But I’m also not an expert or privy to their analysis. I assume somebody with such qualifications is in Kenney’s ear, calculating the public health benefits of various policy decisions. If closing the parks is an action they are confident will flatten the curve, I would understand why it must be done.
Off the soap box and into…
… More word on closures
Scratch a few more things off the list. Yesterday the Morning Call‘s Andrew Scott reported that the Delaware Water Gap National Recreation Area in NEPA has closed its backcountry camping sites on the Appalachian Trail, along with its river camping sites, through May 22. Those in the know say this was due to overcrowding, with groups camping on the AT and people actually driving to some of the riverfront campsites (that’s a uhh… big no-no. You’re supposed to paddle in).
In northwest PA, the Allegheny National Forest has banned all overnight organized camping and groups of more than 10, and shuttered all bathrooms and facilities. However, according to its website, it remains open for paddling and backpacking.
Philly’s CSO mitigation efforts chronicled: The Washington Post‘s Frances Stead Sellers visited Philadelphia to pen this largely favorable piece about the effort of the city and local watershed groups to tackle Philly’s combined sewer overflow (CSO) problem, when runoff from heavy rains causes raw sewage to flow into area creeks. For those who don’t know, there’s a multi-billion dollar mitigation effort in action under the Green City, Clean Waters initiative. Get yourself a free rain barrel!
Trump admin to open wildlife refuge land to hunting/fishing: Several news outlets covered this but I saw it on PBS first. The Department of the Interior has announced plans to open 2.3 million acres across 100 national wildlife refuges to hunting and fishing. Reactions are still coming in, but logically this is going to be opposed by many environmental and conservation groups, while being supported by hunting and fishing counterparts.

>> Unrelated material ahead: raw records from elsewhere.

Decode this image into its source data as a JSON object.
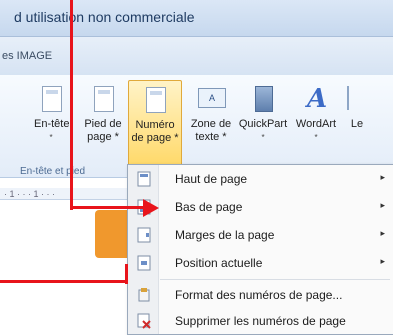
{
  "window": {
    "title": "d utilisation non commerciale"
  },
  "tabs": {
    "current_label": "es IMAGE"
  },
  "ribbon": {
    "buttons": [
      {
        "id": "en-tete",
        "label1": "En-tête",
        "label2": "*",
        "icon": "header-icon"
      },
      {
        "id": "pied",
        "label1": "Pied de",
        "label2": "page *",
        "icon": "footer-icon"
      },
      {
        "id": "numero",
        "label1": "Numéro",
        "label2": "de page *",
        "icon": "page-number-icon"
      },
      {
        "id": "zone-texte",
        "label1": "Zone de",
        "label2": "texte *",
        "icon": "textbox-icon"
      },
      {
        "id": "quickpart",
        "label1": "QuickPart",
        "label2": "*",
        "icon": "quickparts-icon"
      },
      {
        "id": "wordart",
        "label1": "WordArt",
        "label2": "*",
        "icon": "wordart-icon"
      },
      {
        "id": "lettrine",
        "label1": "Le",
        "label2": "",
        "icon": "dropcap-icon"
      }
    ],
    "group_label": "En-tête et pied"
  },
  "menu": {
    "items": [
      {
        "label": "Haut de page",
        "submenu": "▸",
        "icon": "page-top-icon"
      },
      {
        "label": "Bas de page",
        "submenu": "▸",
        "icon": "page-bottom-icon"
      },
      {
        "label": "Marges de la page",
        "submenu": "▸",
        "icon": "page-margins-icon"
      },
      {
        "label": "Position actuelle",
        "submenu": "▸",
        "icon": "current-position-icon"
      },
      {
        "label": "Format des numéros de page...",
        "submenu": "",
        "icon": "format-numbers-icon"
      },
      {
        "label": "Supprimer les numéros de page",
        "submenu": "",
        "icon": "remove-numbers-icon"
      }
    ]
  },
  "colors": {
    "annotation": "#e8141b",
    "highlight": "#ffd96a"
  }
}
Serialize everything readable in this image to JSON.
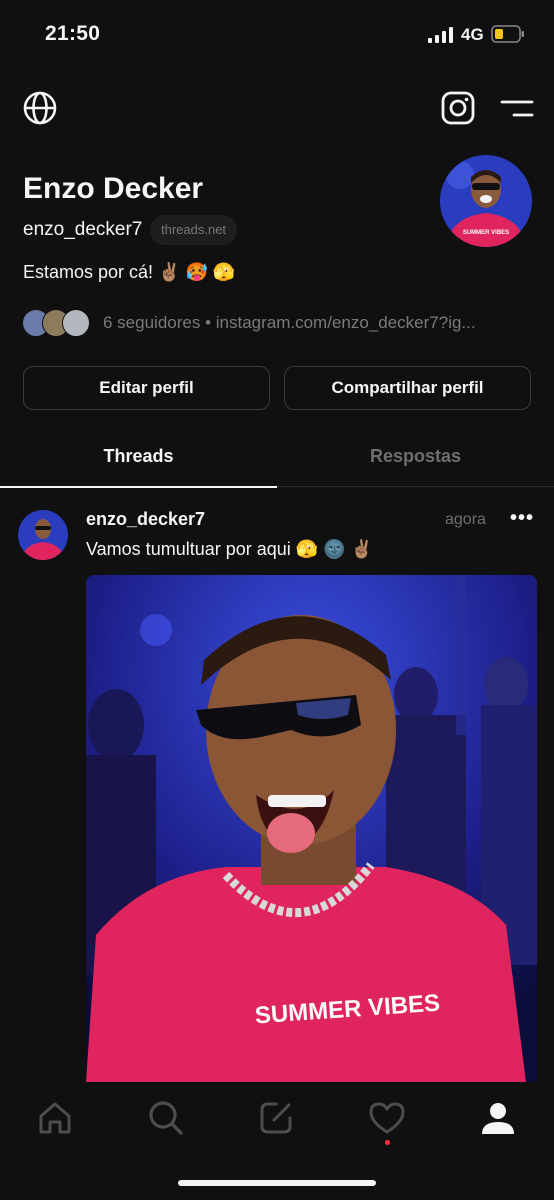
{
  "status_bar": {
    "time": "21:50",
    "network": "4G"
  },
  "top_bar": {
    "left_icon": "globe-icon",
    "right_icons": [
      "instagram-icon",
      "menu-icon"
    ]
  },
  "profile": {
    "name": "Enzo Decker",
    "handle": "enzo_decker7",
    "domain_chip": "threads.net",
    "bio": "Estamos por cá! ✌🏽 🥵 🫣",
    "followers_text": "6 seguidores • instagram.com/enzo_decker7?ig..."
  },
  "buttons": {
    "edit": "Editar perfil",
    "share": "Compartilhar perfil"
  },
  "tabs": [
    {
      "label": "Threads",
      "active": true
    },
    {
      "label": "Respostas",
      "active": false
    }
  ],
  "post": {
    "username": "enzo_decker7",
    "time": "agora",
    "more": "•••",
    "text": "Vamos tumultuar por aqui 🫣 🌚 ✌🏽",
    "shirt_text": "SUMMER VIBES"
  },
  "avatar_shirt_text": "SUMMER VIBES",
  "bottom_nav": [
    "home-icon",
    "search-icon",
    "compose-icon",
    "heart-icon",
    "profile-icon"
  ],
  "colors": {
    "background": "#101010",
    "text": "#f3f5f7",
    "muted": "#6e6e6e",
    "accent_pink": "#e0245e",
    "notification": "#ff3040"
  }
}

The public has 60 days (June 8) to comment.
Here’s what’s proposed for Delaware, New Jersey, and Pennsylvania:
DE – Bombay Hook National Wildlife Refuge, near Dover: Open rail, snipe, gallinule, woodcock and coyote hunting on new acres and acres already open to hunting, open sport fishing for the first time, and expand existing migratory bird, upland game and big game hunting to new acres.
NJ – Edwin B. Forsythe National Wildlife Refuge, near Long Beach Island: Expand existing sport fishing to new acres.

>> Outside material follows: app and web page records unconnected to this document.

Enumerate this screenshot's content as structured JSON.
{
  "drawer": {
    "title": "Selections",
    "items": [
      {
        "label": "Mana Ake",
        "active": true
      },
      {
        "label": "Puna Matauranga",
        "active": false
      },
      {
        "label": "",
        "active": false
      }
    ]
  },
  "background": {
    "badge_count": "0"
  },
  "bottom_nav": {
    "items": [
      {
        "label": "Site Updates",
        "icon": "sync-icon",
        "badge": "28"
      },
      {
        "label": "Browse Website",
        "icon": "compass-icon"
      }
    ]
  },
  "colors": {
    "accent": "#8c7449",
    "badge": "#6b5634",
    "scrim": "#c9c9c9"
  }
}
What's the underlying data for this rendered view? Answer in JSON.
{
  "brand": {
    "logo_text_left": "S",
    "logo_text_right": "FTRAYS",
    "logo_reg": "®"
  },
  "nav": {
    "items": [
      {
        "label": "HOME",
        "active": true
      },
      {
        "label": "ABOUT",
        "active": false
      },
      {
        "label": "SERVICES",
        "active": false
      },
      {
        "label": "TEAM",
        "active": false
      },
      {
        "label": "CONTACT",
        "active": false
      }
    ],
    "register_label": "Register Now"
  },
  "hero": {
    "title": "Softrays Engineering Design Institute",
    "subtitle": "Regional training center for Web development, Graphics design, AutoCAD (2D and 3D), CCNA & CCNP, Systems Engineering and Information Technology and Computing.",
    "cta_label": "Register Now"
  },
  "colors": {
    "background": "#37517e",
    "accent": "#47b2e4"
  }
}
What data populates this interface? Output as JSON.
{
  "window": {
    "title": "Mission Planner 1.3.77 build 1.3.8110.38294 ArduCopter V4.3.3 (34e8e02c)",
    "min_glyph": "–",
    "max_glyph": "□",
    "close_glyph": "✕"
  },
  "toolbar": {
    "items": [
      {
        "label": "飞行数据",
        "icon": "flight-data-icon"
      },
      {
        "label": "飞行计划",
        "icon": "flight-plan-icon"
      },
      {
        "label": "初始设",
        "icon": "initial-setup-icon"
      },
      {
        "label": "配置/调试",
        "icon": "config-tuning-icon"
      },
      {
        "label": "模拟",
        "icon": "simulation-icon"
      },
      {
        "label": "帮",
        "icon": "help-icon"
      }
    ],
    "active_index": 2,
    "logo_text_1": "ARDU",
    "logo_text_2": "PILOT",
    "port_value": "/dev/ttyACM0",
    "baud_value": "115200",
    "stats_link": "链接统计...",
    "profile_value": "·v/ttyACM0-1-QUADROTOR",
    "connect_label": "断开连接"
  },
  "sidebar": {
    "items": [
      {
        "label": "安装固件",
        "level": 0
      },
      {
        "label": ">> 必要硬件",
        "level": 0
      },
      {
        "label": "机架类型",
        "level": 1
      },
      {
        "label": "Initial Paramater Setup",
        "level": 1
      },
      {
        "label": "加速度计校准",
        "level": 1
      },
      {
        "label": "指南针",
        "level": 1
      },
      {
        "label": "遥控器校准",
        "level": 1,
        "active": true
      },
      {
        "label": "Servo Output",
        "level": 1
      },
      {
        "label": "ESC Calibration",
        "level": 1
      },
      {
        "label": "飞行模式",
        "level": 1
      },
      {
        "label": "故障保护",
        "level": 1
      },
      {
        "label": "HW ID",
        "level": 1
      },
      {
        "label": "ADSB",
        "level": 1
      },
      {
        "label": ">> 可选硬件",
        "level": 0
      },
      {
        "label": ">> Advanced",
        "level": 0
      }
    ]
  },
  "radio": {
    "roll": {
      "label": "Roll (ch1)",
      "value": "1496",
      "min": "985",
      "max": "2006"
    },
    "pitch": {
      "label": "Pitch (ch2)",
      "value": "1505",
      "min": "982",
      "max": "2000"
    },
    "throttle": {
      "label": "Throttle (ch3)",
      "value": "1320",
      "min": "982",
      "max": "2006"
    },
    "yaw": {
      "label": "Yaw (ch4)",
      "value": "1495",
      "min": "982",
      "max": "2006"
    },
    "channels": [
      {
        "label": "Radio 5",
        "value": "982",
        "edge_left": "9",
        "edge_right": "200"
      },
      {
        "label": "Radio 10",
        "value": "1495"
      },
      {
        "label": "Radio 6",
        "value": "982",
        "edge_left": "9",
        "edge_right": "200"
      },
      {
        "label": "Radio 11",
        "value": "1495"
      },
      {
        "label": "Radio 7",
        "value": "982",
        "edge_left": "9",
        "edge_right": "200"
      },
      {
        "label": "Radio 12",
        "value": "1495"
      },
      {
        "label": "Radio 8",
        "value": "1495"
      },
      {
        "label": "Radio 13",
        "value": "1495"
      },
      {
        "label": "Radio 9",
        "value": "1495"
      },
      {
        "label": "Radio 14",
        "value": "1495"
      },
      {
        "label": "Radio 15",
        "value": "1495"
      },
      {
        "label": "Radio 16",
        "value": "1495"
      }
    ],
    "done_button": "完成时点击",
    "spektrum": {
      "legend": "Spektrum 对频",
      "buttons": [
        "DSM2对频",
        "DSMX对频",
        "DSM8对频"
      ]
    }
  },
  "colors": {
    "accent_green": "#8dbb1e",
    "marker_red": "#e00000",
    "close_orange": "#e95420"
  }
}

PA – Lamar National Fish Hatchery, near Loch Haven: Open sport fishing for the first time.
Mind the slipstream: A new study modeling how coronavirus particles could spew from a runner has been making headlines, including in the Inquirer. It’s a computer model and hasn’t been verified or peer-reviewed, but the basic advice sounds solid: stay out of the “slipstream” directly behind a runner. Instead, stay off to the side or at a diagonal, and use way more distance than six feet. Instead, stay 30 feet away if you’re both running, or 60 feet if on a swiftly moving bicycle.

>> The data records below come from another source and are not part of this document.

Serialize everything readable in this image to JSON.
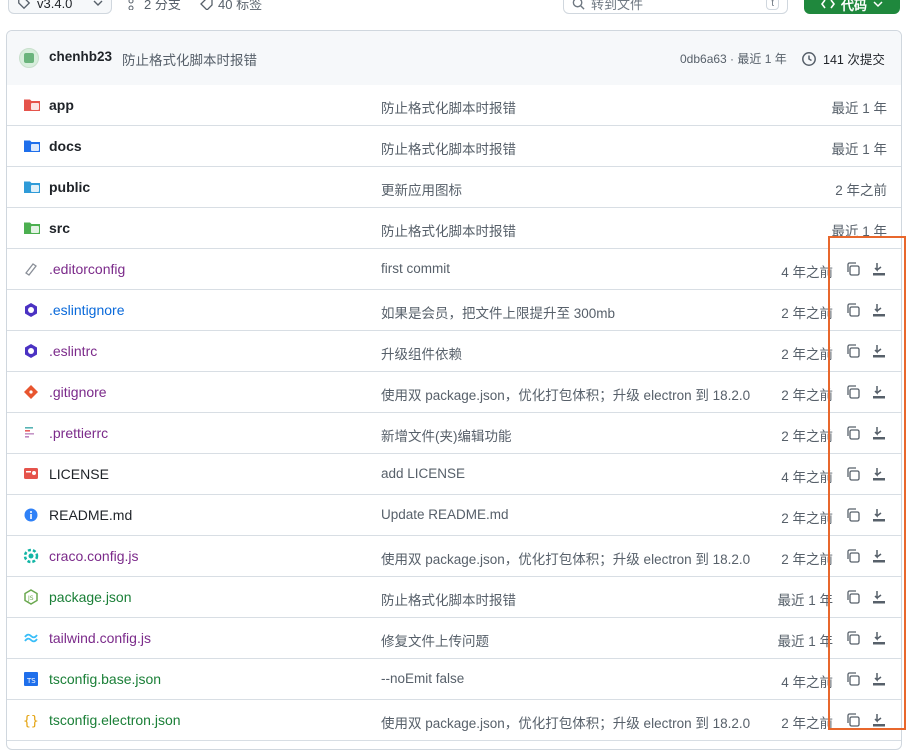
{
  "toolbar": {
    "branch": "v3.4.0",
    "branches": "2 分支",
    "tags": "40 标签",
    "goto_placeholder": "转到文件",
    "goto_kbd": "t",
    "code_label": "代码"
  },
  "commit": {
    "author": "chenhb23",
    "message": "防止格式化脚本时报错",
    "hash_time": "0db6a63 · 最近 1 年",
    "count": "141 次提交"
  },
  "rows": [
    {
      "name": "app",
      "type": "dir",
      "msg": "防止格式化脚本时报错",
      "time": "最近 1 年",
      "icon": "folder-red-icon",
      "color": "#e5534b"
    },
    {
      "name": "docs",
      "type": "dir",
      "msg": "防止格式化脚本时报错",
      "time": "最近 1 年",
      "icon": "folder-blue-icon",
      "color": "#1f6feb"
    },
    {
      "name": "public",
      "type": "dir",
      "msg": "更新应用图标",
      "time": "2 年之前",
      "icon": "folder-globe-icon",
      "color": "#2f9bd8"
    },
    {
      "name": "src",
      "type": "dir",
      "msg": "防止格式化脚本时报错",
      "time": "最近 1 年",
      "icon": "folder-green-icon",
      "color": "#4caf50"
    },
    {
      "name": ".editorconfig",
      "type": "file",
      "msg": "first commit",
      "time": "4 年之前",
      "icon": "editorconfig-icon",
      "color": "#8a8f98",
      "namecolor": "#7b2a8a"
    },
    {
      "name": ".eslintignore",
      "type": "file",
      "msg": "如果是会员，把文件上限提升至 300mb",
      "time": "2 年之前",
      "icon": "eslint-icon",
      "color": "#4b32c3",
      "namecolor": "#0969da"
    },
    {
      "name": ".eslintrc",
      "type": "file",
      "msg": "升级组件依赖",
      "time": "2 年之前",
      "icon": "eslint-icon",
      "color": "#4b32c3",
      "namecolor": "#7b2a8a"
    },
    {
      "name": ".gitignore",
      "type": "file",
      "msg": "使用双 package.json，优化打包体积；升级 electron 到 18.2.0",
      "time": "2 年之前",
      "icon": "git-icon",
      "color": "#e8552f",
      "namecolor": "#7b2a8a"
    },
    {
      "name": ".prettierrc",
      "type": "file",
      "msg": "新增文件(夹)编辑功能",
      "time": "2 年之前",
      "icon": "prettier-icon",
      "color": "#c596c7",
      "namecolor": "#7b2a8a"
    },
    {
      "name": "LICENSE",
      "type": "file",
      "msg": "add LICENSE",
      "time": "4 年之前",
      "icon": "license-icon",
      "color": "#e5534b",
      "namecolor": "#1f2328"
    },
    {
      "name": "README.md",
      "type": "file",
      "msg": "Update README.md",
      "time": "2 年之前",
      "icon": "info-icon",
      "color": "#2f81f7",
      "namecolor": "#1f2328"
    },
    {
      "name": "craco.config.js",
      "type": "file",
      "msg": "使用双 package.json，优化打包体积；升级 electron 到 18.2.0",
      "time": "2 年之前",
      "icon": "gear-icon",
      "color": "#12b5a5",
      "namecolor": "#7b2a8a"
    },
    {
      "name": "package.json",
      "type": "file",
      "msg": "防止格式化脚本时报错",
      "time": "最近 1 年",
      "icon": "nodejs-icon",
      "color": "#6aa84f",
      "namecolor": "#1a7f37"
    },
    {
      "name": "tailwind.config.js",
      "type": "file",
      "msg": "修复文件上传问题",
      "time": "最近 1 年",
      "icon": "tailwind-icon",
      "color": "#38bdf8",
      "namecolor": "#7b2a8a"
    },
    {
      "name": "tsconfig.base.json",
      "type": "file",
      "msg": "--noEmit false",
      "time": "4 年之前",
      "icon": "tsconfig-icon",
      "color": "#1f6feb",
      "namecolor": "#1a7f37"
    },
    {
      "name": "tsconfig.electron.json",
      "type": "file",
      "msg": "使用双 package.json，优化打包体积；升级 electron 到 18.2.0",
      "time": "2 年之前",
      "icon": "json-braces-icon",
      "color": "#e3a008",
      "namecolor": "#1a7f37"
    }
  ]
}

And news parents can use: Stacey Carr-Poole is the executive director of the Bucks County Audubon. She’s also a terrific blogger, where she has eight days and counting of “lesson plans” parents can use to teach their children about the natural world using just their own backyards or neighborhoods. Rocks, birds, habitats, buds, and all other manner of natural delights easily within reach of the quarantined.
And that’s the rundown of today’s environmental news in the Delaware Valley. See something we didn’t cover? Drop me a line at Kyle@delvaloutdoors.com.